Mal spit ice into her cup. “Been doing that all my life. Sometimes I forget how old I actually am.”
Mal pulled her hair back and bound it with a rubber band. It was a light shade of brown and always looked a little greasy. Though Pauline talked to Mal most every day, she still knew almost nothing about the girl’s childhood. She’d been raised a couple counties away, Pauline knew, in a place she’d said was even more raggedy than Palatka, by an old woman she called Granny who wasn’t really her grandmother. The old woman had passed away a couple years back. Pauline didn’t pry; Mal was the type who would tell you everything she wanted you to know.

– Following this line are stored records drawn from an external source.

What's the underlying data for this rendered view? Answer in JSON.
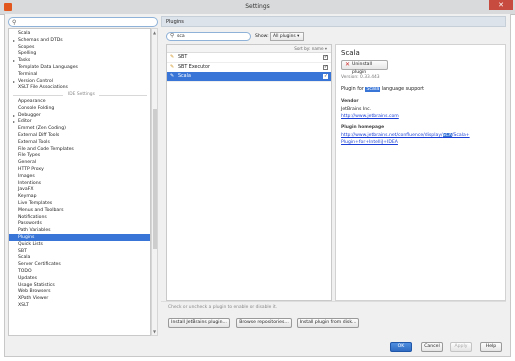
{
  "window": {
    "title": "Settings"
  },
  "left": {
    "search_value": "",
    "items": [
      {
        "label": "Scala",
        "arrow": false
      },
      {
        "label": "Schemas and DTDs",
        "arrow": true
      },
      {
        "label": "Scopes",
        "arrow": false
      },
      {
        "label": "Spelling",
        "arrow": false
      },
      {
        "label": "Tasks",
        "arrow": true
      },
      {
        "label": "Template Data Languages",
        "arrow": false
      },
      {
        "label": "Terminal",
        "arrow": false
      },
      {
        "label": "Version Control",
        "arrow": true
      },
      {
        "label": "XSLT File Associations",
        "arrow": false
      }
    ],
    "separator": "IDE Settings",
    "ide_items": [
      {
        "label": "Appearance",
        "arrow": false
      },
      {
        "label": "Console Folding",
        "arrow": false
      },
      {
        "label": "Debugger",
        "arrow": true
      },
      {
        "label": "Editor",
        "arrow": true
      },
      {
        "label": "Emmet (Zen Coding)",
        "arrow": false
      },
      {
        "label": "External Diff Tools",
        "arrow": false
      },
      {
        "label": "External Tools",
        "arrow": false
      },
      {
        "label": "File and Code Templates",
        "arrow": false
      },
      {
        "label": "File Types",
        "arrow": false
      },
      {
        "label": "General",
        "arrow": false
      },
      {
        "label": "HTTP Proxy",
        "arrow": false
      },
      {
        "label": "Images",
        "arrow": false
      },
      {
        "label": "Intentions",
        "arrow": false
      },
      {
        "label": "JavaFX",
        "arrow": false
      },
      {
        "label": "Keymap",
        "arrow": false
      },
      {
        "label": "Live Templates",
        "arrow": false
      },
      {
        "label": "Menus and Toolbars",
        "arrow": false
      },
      {
        "label": "Notifications",
        "arrow": false
      },
      {
        "label": "Passwords",
        "arrow": false
      },
      {
        "label": "Path Variables",
        "arrow": false
      },
      {
        "label": "Plugins",
        "arrow": false,
        "selected": true
      },
      {
        "label": "Quick Lists",
        "arrow": false
      },
      {
        "label": "SBT",
        "arrow": false
      },
      {
        "label": "Scala",
        "arrow": false
      },
      {
        "label": "Server Certificates",
        "arrow": false
      },
      {
        "label": "TODO",
        "arrow": false
      },
      {
        "label": "Updates",
        "arrow": false
      },
      {
        "label": "Usage Statistics",
        "arrow": false
      },
      {
        "label": "Web Browsers",
        "arrow": false
      },
      {
        "label": "XPath Viewer",
        "arrow": false
      },
      {
        "label": "XSLT",
        "arrow": false
      }
    ]
  },
  "plugins": {
    "header": "Plugins",
    "search_value": "sca",
    "show_label": "Show:",
    "show_value": "All plugins ▾",
    "sort_label": "Sort by: name ▾",
    "rows": [
      {
        "name": "SBT",
        "checked": true,
        "selected": false
      },
      {
        "name": "SBT Executor",
        "checked": true,
        "selected": false
      },
      {
        "name": "Scala",
        "checked": true,
        "selected": true
      }
    ],
    "detail": {
      "title": "Scala",
      "uninstall": "Uninstall plugin",
      "version": "Version: 0.33.443",
      "desc_pre": "Plugin for ",
      "desc_hl": "Scala",
      "desc_post": " language support",
      "vendor_title": "Vendor",
      "vendor_name": "JetBrains Inc.",
      "vendor_link": "http://www.jetbrains.com",
      "home_title": "Plugin homepage",
      "home_link_1": "http://www.jetbrains.net/confluence/display/",
      "home_link_hl": "SCA",
      "home_link_1b": "/Scala+",
      "home_link_2": "Plugin+for+IntelliJ+IDEA"
    },
    "hint": "Check or uncheck a plugin to enable or disable it.",
    "buttons": {
      "install_jb": "Install JetBrains plugin...",
      "browse": "Browse repositories...",
      "from_disk": "Install plugin from disk..."
    }
  },
  "footer": {
    "ok": "OK",
    "cancel": "Cancel",
    "apply": "Apply",
    "help": "Help"
  }
}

“What have you eaten today?” Pauline asked her.
“Eaten?” said Mal. She tipped off the banister stiffly toward Pauline, as if falling, then shot her feet down and landed like a gymnast. “I don’t know. I eat biscuits every morning, then I don’t get hungry again.” Mal gave the ice in her cup one sharp shake, then swished inside, the screen door swatting behind her.
Pauline rose and climbed into Mal’s spot on the banister. She pressed her back against the beam and gripped the railing under her legs. The balcony felt solid enough, though its planks were discolored and warped. After several minutes Pauline grew comfortable with her balance, though she knew she didn’t look at ease, like Mal had. She didn’t look like a wise stray kitten.
Pauline hadn’t had sex for over a year now. She was too picky, was the problem. There was a certain type of guy she was comfortable with, and that often liked her in return—guys who were nowhere near handsome but were cocky anyway due to some offbeat talent they possessed, who were gentlemanly without overdoing it—and that type of guy existed in college towns, not in regular Florida. Those were the guys who hadn’t minded entertaining and winning Pauline, guys who spoke useless languages and played outdated musical instruments. Pauline remembered what it was like to be with one of them, how each hour had seemed unique. They’d been so sweet and honest. They’d been boys, she supposed, not men.
The last night Mal had brought Rick home, Pauline had turned her seldom-used TV up as loud as it would go, blaring a news story about a museum burning to the ground. The noises Mal made were like giggling. His were like someone getting burned by a cigarette.
Mal burst back onto the balcony. “Believe it? I’m officially one hundred percent out of tea. How do I let these things happen?”
Pauline lowered herself from the banister and curled back up in her chair. The heat of the day was taking hold. She could feel sweat trickling down her neck. “Mal, how many friends do you have?” she asked.
Mal’s face went blank a moment. “No close ones, I don’t guess. None like when you’re a kid and you’re friends with someone. Friends like me and you, maybe seven or eight. If I have a friend long enough, I get in a fight with her.”
“Why? What do you get in a fight over?”
“Different things. Usually their boyfriends come on to me. This one dude, I threw a candle in his face, then my friend took his side. Says I could have blinded him.”
“A lit candle?”
“Hell yeah, a lit candle. She said I was jealous of her because she had this great guy, so I was trying to ruin it for her. Meanwhile he’s got a crossed eye. He was part-owner of a roller rink.” Mal crossed her arms. She was wearing a tank top that revealed the flat bones of her chest. “She said I was always flirting, even if I wasn’t trying to. The way I bop around and, you know, look at people. Maybe she’s right.” She bit the inside of her cheek. “Do you think she’s right?”
“I don’t know,” Pauline said. “Look straight at me.”
Mal arranged her face over-seriously and rested her eyes on Pauline. It certainly wasn’t flirty. Mal wasn’t blinking; she was waiting for some sort of verdict. And as Pauline looked back at her, thinking of what to say, she began to suspect that the face Mal was making was Pauline’s face, that she was unconsciously mirroring Pauline.